=== Begin Enclosure ===

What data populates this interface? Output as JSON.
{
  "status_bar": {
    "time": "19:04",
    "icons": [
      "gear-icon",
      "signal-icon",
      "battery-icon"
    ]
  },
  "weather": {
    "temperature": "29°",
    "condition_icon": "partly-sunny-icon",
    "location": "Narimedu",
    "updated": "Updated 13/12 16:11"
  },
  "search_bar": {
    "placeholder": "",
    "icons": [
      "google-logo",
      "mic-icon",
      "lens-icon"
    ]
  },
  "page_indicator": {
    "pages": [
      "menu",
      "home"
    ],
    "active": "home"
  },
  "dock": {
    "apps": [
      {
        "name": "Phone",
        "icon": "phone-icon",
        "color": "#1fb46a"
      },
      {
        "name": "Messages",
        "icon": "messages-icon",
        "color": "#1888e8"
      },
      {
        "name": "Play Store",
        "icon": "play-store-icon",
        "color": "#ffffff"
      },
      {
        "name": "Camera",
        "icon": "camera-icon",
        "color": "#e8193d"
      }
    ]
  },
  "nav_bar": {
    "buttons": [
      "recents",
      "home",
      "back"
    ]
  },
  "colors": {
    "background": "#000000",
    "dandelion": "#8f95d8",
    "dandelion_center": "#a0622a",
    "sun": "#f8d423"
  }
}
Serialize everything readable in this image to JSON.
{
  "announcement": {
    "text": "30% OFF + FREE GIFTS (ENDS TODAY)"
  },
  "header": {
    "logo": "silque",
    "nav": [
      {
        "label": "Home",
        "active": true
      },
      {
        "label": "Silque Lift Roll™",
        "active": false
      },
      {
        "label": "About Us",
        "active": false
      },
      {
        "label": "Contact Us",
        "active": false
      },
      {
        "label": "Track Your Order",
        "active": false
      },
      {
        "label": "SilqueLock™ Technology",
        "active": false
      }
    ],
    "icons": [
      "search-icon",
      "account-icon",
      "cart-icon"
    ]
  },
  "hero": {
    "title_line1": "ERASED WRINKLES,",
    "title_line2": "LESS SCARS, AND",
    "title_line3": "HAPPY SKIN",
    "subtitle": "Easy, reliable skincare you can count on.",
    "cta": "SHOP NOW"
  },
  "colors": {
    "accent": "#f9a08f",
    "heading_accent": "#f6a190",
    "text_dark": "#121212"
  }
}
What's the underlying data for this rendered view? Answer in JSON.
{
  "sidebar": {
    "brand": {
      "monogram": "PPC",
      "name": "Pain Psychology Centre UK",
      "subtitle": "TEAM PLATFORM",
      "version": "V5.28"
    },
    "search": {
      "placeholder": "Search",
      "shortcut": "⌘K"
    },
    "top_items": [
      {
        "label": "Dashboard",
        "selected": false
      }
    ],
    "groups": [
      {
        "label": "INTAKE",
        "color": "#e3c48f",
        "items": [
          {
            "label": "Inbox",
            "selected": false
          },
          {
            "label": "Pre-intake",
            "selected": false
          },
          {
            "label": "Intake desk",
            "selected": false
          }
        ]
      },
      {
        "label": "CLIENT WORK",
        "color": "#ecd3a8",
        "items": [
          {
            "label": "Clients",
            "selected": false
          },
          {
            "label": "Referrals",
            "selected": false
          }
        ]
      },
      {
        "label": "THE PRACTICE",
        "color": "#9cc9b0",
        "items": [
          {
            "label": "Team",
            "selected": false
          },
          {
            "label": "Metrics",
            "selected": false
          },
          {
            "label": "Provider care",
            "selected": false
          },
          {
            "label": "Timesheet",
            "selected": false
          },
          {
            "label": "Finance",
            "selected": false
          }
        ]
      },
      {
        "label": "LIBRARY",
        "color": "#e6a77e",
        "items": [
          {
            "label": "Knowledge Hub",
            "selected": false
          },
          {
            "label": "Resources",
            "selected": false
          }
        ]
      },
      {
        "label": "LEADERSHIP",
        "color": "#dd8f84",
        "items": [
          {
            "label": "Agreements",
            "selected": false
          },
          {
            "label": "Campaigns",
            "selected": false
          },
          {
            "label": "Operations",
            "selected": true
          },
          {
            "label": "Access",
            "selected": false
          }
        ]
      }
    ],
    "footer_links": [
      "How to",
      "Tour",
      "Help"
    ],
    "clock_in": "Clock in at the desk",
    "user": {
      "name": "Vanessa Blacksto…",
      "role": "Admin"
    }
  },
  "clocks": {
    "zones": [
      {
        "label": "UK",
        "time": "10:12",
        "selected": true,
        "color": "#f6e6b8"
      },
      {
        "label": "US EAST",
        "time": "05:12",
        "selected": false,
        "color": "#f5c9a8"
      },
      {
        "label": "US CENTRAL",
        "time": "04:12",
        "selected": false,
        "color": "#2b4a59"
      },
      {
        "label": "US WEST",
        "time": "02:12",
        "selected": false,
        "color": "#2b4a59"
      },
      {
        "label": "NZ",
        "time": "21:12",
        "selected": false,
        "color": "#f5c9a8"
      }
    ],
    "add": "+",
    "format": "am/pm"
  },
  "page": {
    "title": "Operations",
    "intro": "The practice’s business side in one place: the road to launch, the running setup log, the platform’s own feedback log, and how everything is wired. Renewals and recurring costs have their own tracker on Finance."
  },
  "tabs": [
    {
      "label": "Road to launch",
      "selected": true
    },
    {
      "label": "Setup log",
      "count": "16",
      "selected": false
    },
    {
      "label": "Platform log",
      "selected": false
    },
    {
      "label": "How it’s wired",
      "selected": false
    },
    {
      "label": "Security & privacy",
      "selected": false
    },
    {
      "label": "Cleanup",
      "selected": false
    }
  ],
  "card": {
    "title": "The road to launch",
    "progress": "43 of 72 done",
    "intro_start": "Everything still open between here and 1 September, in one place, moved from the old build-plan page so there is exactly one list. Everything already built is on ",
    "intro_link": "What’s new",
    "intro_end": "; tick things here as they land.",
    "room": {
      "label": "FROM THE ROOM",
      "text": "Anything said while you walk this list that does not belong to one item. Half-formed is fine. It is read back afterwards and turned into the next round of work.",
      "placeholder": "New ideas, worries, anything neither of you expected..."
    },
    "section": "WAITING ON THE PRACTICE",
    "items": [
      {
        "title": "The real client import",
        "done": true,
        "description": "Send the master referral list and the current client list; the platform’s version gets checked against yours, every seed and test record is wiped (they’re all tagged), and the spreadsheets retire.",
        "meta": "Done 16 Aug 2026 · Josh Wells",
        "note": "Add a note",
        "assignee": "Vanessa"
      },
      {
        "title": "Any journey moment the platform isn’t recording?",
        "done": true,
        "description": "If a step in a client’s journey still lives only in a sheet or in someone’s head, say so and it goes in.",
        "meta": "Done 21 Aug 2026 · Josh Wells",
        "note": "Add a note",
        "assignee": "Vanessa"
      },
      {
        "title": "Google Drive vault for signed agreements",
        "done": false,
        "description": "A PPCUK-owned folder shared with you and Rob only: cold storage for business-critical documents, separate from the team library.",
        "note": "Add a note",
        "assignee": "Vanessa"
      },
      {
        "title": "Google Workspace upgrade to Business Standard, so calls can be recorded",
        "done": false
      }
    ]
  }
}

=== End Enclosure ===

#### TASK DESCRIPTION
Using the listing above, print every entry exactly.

#### ANSWER
What data populates this interface? Output as JSON.
{
  "status_bar": {
    "time": "19:04",
    "icons": [
      "gear-icon",
      "signal-icon",
      "battery-icon"
    ]
  },
  "weather": {
    "temperature": "29°",
    "condition_icon": "partly-sunny-icon",
    "location": "Narimedu",
    "updated": "Updated 13/12 16:11"
  },
  "search_bar": {
    "placeholder": "",
    "icons": [
      "google-logo",
      "mic-icon",
      "lens-icon"
    ]
  },
  "page_indicator": {
    "pages": [
      "menu",
      "home"
    ],
    "active": "home"
  },
  "dock": {
    "apps": [
      {
        "name": "Phone",
        "icon": "phone-icon",
        "color": "#1fb46a"
      },
      {
        "name": "Messages",
        "icon": "messages-icon",
        "color": "#1888e8"
      },
      {
        "name": "Play Store",
        "icon": "play-store-icon",
        "color": "#ffffff"
      },
      {
        "name": "Camera",
        "icon": "camera-icon",
        "color": "#e8193d"
      }
    ]
  },
  "nav_bar": {
    "buttons": [
      "recents",
      "home",
      "back"
    ]
  },
  "colors": {
    "background": "#000000",
    "dandelion": "#8f95d8",
    "dandelion_center": "#a0622a",
    "sun": "#f8d423"
  }
}
Serialize everything readable in this image to JSON.
{
  "announcement": {
    "text": "30% OFF + FREE GIFTS (ENDS TODAY)"
  },
  "header": {
    "logo": "silque",
    "nav": [
      {
        "label": "Home",
        "active": true
      },
      {
        "label": "Silque Lift Roll™",
        "active": false
      },
      {
        "label": "About Us",
        "active": false
      },
      {
        "label": "Contact Us",
        "active": false
      },
      {
        "label": "Track Your Order",
        "active": false
      },
      {
        "label": "SilqueLock™ Technology",
        "active": false
      }
    ],
    "icons": [
      "search-icon",
      "account-icon",
      "cart-icon"
    ]
  },
  "hero": {
    "title_line1": "ERASED WRINKLES,",
    "title_line2": "LESS SCARS, AND",
    "title_line3": "HAPPY SKIN",
    "subtitle": "Easy, reliable skincare you can count on.",
    "cta": "SHOP NOW"
  },
  "colors": {
    "accent": "#f9a08f",
    "heading_accent": "#f6a190",
    "text_dark": "#121212"
  }
}
What's the underlying data for this rendered view? Answer in JSON.
{
  "sidebar": {
    "brand": {
      "monogram": "PPC",
      "name": "Pain Psychology Centre UK",
      "subtitle": "TEAM PLATFORM",
      "version": "V5.28"
    },
    "search": {
      "placeholder": "Search",
      "shortcut": "⌘K"
    },
    "top_items": [
      {
        "label": "Dashboard",
        "selected": false
      }
    ],
    "groups": [
      {
        "label": "INTAKE",
        "color": "#e3c48f",
        "items": [
          {
            "label": "Inbox",
            "selected": false
          },
          {
            "label": "Pre-intake",
            "selected": false
          },
          {
            "label": "Intake desk",
            "selected": false
          }
        ]
      },
      {
        "label": "CLIENT WORK",
        "color": "#ecd3a8",
        "items": [
          {
            "label": "Clients",
            "selected": false
          },
          {
            "label": "Referrals",
            "selected": false
          }
        ]
      },
      {
        "label": "THE PRACTICE",
        "color": "#9cc9b0",
        "items": [
          {
            "label": "Team",
            "selected": false
          },
          {
            "label": "Metrics",
            "selected": false
          },
          {
            "label": "Provider care",
            "selected": false
          },
          {
            "label": "Timesheet",
            "selected": false
          },
          {
            "label": "Finance",
            "selected": false
          }
        ]
      },
      {
        "label": "LIBRARY",
        "color": "#e6a77e",
        "items": [
          {
            "label": "Knowledge Hub",
            "selected": false
          },
          {
            "label": "Resources",
            "selected": false
          }
        ]
      },
      {
        "label": "LEADERSHIP",
        "color": "#dd8f84",
        "items": [
          {
            "label": "Agreements",
            "selected": false
          },
          {
            "label": "Campaigns",
            "selected": false
          },
          {
            "label": "Operations",
            "selected": true
          },
          {
            "label": "Access",
            "selected": false
          }
        ]
      }
    ],
    "footer_links": [
      "How to",
      "Tour",
      "Help"
    ],
    "clock_in": "Clock in at the desk",
    "user": {
      "name": "Vanessa Blacksto…",
      "role": "Admin"
    }
  },
  "clocks": {
    "zones": [
      {
        "label": "UK",
        "time": "10:12",
        "selected": true,
        "color": "#f6e6b8"
      },
      {
        "label": "US EAST",
        "time": "05:12",
        "selected": false,
        "color": "#f5c9a8"
      },
      {
        "label": "US CENTRAL",
        "time": "04:12",
        "selected": false,
        "color": "#2b4a59"
      },
      {
        "label": "US WEST",
        "time": "02:12",
        "selected": false,
        "color": "#2b4a59"
      },
      {
        "label": "NZ",
        "time": "21:12",
        "selected": false,
        "color": "#f5c9a8"
      }
    ],
    "add": "+",
    "format": "am/pm"
  },
  "page": {
    "title": "Operations",
    "intro": "The practice’s business side in one place: the road to launch, the running setup log, the platform’s own feedback log, and how everything is wired. Renewals and recurring costs have their own tracker on Finance."
  },
  "tabs": [
    {
      "label": "Road to launch",
      "selected": true
    },
    {
      "label": "Setup log",
      "count": "16",
      "selected": false
    },
    {
      "label": "Platform log",
      "selected": false
    },
    {
      "label": "How it’s wired",
      "selected": false
    },
    {
      "label": "Security & privacy",
      "selected": false
    },
    {
      "label": "Cleanup",
      "selected": false
    }
  ],
  "card": {
    "title": "The road to launch",
    "progress": "43 of 72 done",
    "intro_start": "Everything still open between here and 1 September, in one place, moved from the old build-plan page so there is exactly one list. Everything already built is on ",
    "intro_link": "What’s new",
    "intro_end": "; tick things here as they land.",
    "room": {
      "label": "FROM THE ROOM",
      "text": "Anything said while you walk this list that does not belong to one item. Half-formed is fine. It is read back afterwards and turned into the next round of work.",
      "placeholder": "New ideas, worries, anything neither of you expected..."
    },
    "section": "WAITING ON THE PRACTICE",
    "items": [
      {
        "title": "The real client import",
        "done": true,
        "description": "Send the master referral list and the current client list; the platform’s version gets checked against yours, every seed and test record is wiped (they’re all tagged), and the spreadsheets retire.",
        "meta": "Done 16 Aug 2026 · Josh Wells",
        "note": "Add a note",
        "assignee": "Vanessa"
      },
      {
        "title": "Any journey moment the platform isn’t recording?",
        "done": true,
        "description": "If a step in a client’s journey still lives only in a sheet or in someone’s head, say so and it goes in.",
        "meta": "Done 21 Aug 2026 · Josh Wells",
        "note": "Add a note",
        "assignee": "Vanessa"
      },
      {
        "title": "Google Drive vault for signed agreements",
        "done": false,
        "description": "A PPCUK-owned folder shared with you and Rob only: cold storage for business-critical documents, separate from the team library.",
        "note": "Add a note",
        "assignee": "Vanessa"
      },
      {
        "title": "Google Workspace upgrade to Business Standard, so calls can be recorded",
        "done": false
      }
    ]
  }
}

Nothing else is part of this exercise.